Would you please write out each entry that follows, exactly as written?
--- START ---
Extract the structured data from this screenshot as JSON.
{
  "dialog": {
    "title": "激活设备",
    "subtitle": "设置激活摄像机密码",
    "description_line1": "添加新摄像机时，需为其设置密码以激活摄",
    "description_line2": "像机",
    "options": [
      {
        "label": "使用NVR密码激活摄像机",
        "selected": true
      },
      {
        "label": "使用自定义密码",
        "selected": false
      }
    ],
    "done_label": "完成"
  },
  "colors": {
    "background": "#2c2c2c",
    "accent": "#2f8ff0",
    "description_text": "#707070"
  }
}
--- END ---
> [Result]
Extract the structured data from this screenshot as JSON.
{
  "dialog": {
    "title": "激活设备",
    "subtitle": "设置激活摄像机密码",
    "description_line1": "添加新摄像机时，需为其设置密码以激活摄",
    "description_line2": "像机",
    "options": [
      {
        "label": "使用NVR密码激活摄像机",
        "selected": true
      },
      {
        "label": "使用自定义密码",
        "selected": false
      }
    ],
    "done_label": "完成"
  },
  "colors": {
    "background": "#2c2c2c",
    "accent": "#2f8ff0",
    "description_text": "#707070"
  }
}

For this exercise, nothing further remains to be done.